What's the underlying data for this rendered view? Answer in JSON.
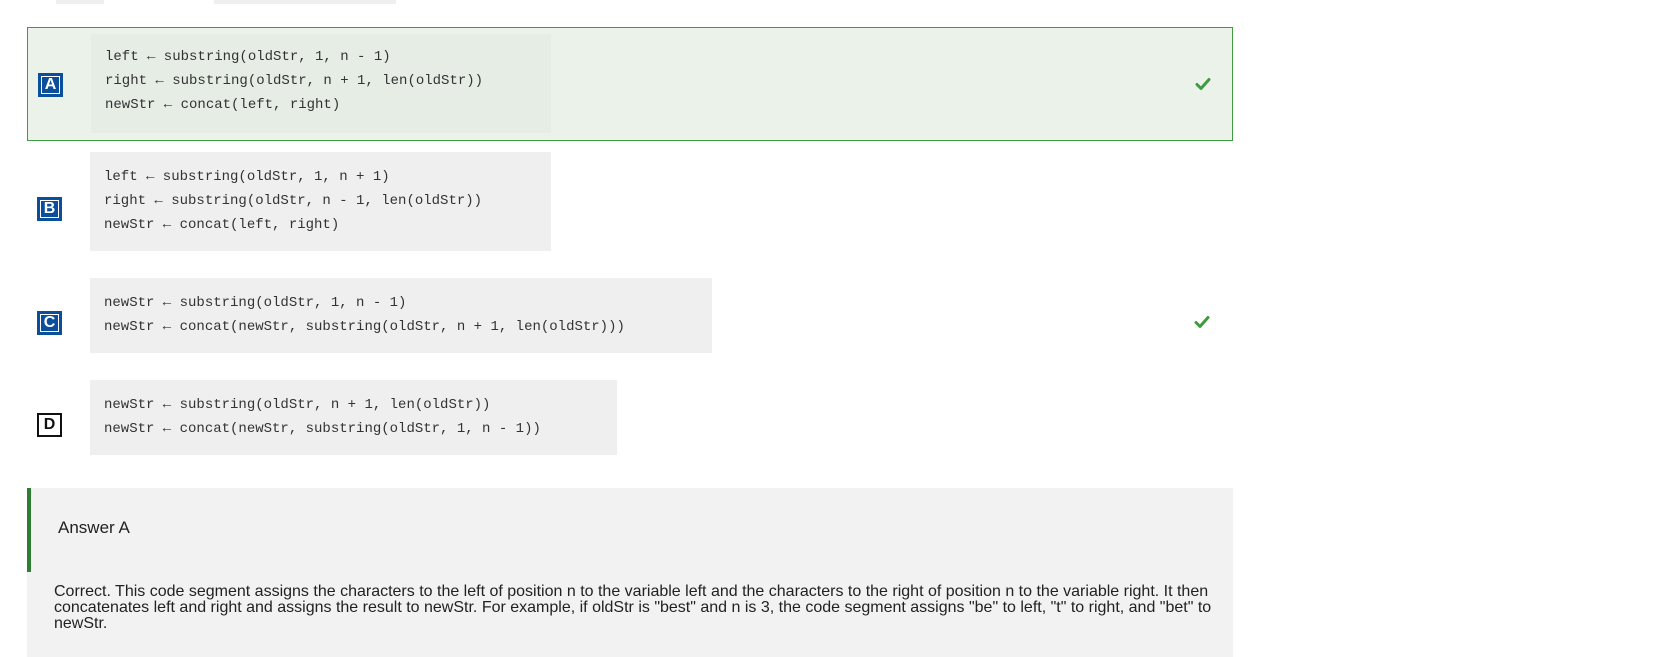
{
  "options": [
    {
      "letter": "A",
      "lines": [
        "left ← substring(oldStr, 1, n - 1)",
        "right ← substring(oldStr, n + 1, len(oldStr))",
        "newStr ← concat(left, right)"
      ],
      "selected": true,
      "correct": true
    },
    {
      "letter": "B",
      "lines": [
        "left ← substring(oldStr, 1, n + 1)",
        "right ← substring(oldStr, n - 1, len(oldStr))",
        "newStr ← concat(left, right)"
      ],
      "selected": false,
      "correct": false
    },
    {
      "letter": "C",
      "lines": [
        "newStr ← substring(oldStr, 1, n - 1)",
        "newStr ← concat(newStr, substring(oldStr, n + 1, len(oldStr)))"
      ],
      "selected": false,
      "correct": true
    },
    {
      "letter": "D",
      "lines": [
        "newStr ← substring(oldStr, n + 1, len(oldStr))",
        "newStr ← concat(newStr, substring(oldStr, 1, n - 1))"
      ],
      "selected": false,
      "correct": false
    }
  ],
  "icons": {
    "check": "check-icon"
  },
  "colors": {
    "letter_fill": "#0b4f9c",
    "correct_green": "#3e9b3e",
    "selected_bg": "#ebf2ea",
    "code_bg": "#efefef",
    "explanation_bar": "#2f7d32"
  },
  "explanation": {
    "heading": "Answer A",
    "text": "Correct. This code segment assigns the characters to the left of position  n  to the variable  left  and the characters to the right of position  n  to the variable  right.  It then concatenates  left  and  right  and assigns the result to  newStr.  For example, if  oldStr  is  \"best\"  and  n  is  3,  the code segment assigns  \"be\"  to  left,  \"t\"  to  right,  and  \"bet\"  to  newStr."
  }
}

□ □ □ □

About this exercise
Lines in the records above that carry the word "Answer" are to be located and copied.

The completed task
What's the underlying data for this rendered view? Answer in JSON.
    "heading": "Answer A",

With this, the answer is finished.